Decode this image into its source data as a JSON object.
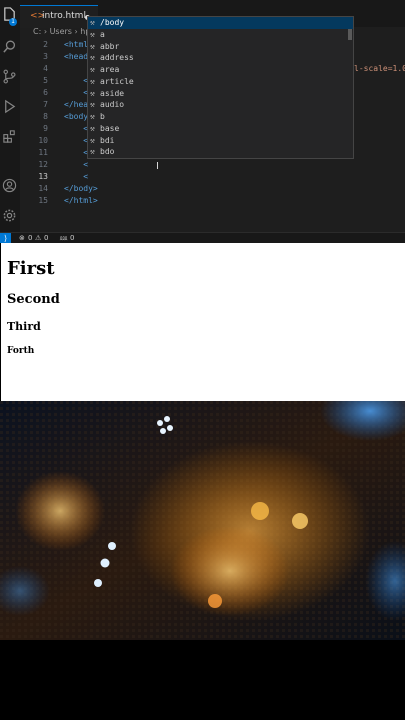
{
  "editor": {
    "tab": {
      "filename": "intro.html",
      "icon": "html-file-icon"
    },
    "breadcrumb": {
      "text": "C: › Users › hp"
    },
    "line_numbers": [
      "2",
      "3",
      "4",
      "5",
      "6",
      "7",
      "8",
      "9",
      "10",
      "11",
      "12",
      "13",
      "14",
      "15"
    ],
    "active_line": "13",
    "code_lines": [
      {
        "indent": "",
        "text": "<html"
      },
      {
        "indent": "",
        "text": "<head"
      },
      {
        "indent": "    ",
        "text": ""
      },
      {
        "indent": "    ",
        "text": "<"
      },
      {
        "indent": "    ",
        "text": "<"
      },
      {
        "indent": "",
        "text": "</hea"
      },
      {
        "indent": "",
        "text": "<body"
      },
      {
        "indent": "    ",
        "text": "<"
      },
      {
        "indent": "    ",
        "text": "<"
      },
      {
        "indent": "    ",
        "text": "<"
      },
      {
        "indent": "    ",
        "text": "<"
      },
      {
        "indent": "    ",
        "text": "<"
      },
      {
        "indent": "",
        "text": "</body>"
      },
      {
        "indent": "",
        "text": "</html>"
      }
    ],
    "code_right_fragment": "l-scale=1.0",
    "suggestions": [
      "/body",
      "a",
      "abbr",
      "address",
      "area",
      "article",
      "aside",
      "audio",
      "b",
      "base",
      "bdi",
      "bdo"
    ],
    "selected_suggestion": "/body",
    "suggestion_icon": "wrench-icon"
  },
  "status_bar": {
    "errors": "0",
    "warnings": "0",
    "ports": "0"
  },
  "preview": {
    "h1": "First",
    "h2": "Second",
    "h3": "Third",
    "h4": "Forth"
  },
  "colors": {
    "editor_bg": "#1e1e1e",
    "accent": "#0078d4",
    "tag": "#569cd6",
    "selection": "#04395e"
  }
}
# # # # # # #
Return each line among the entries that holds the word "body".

→ Response box
        "text": "<body"
        "text": "</body>"
      "/body",
    "selected_suggestion": "/body",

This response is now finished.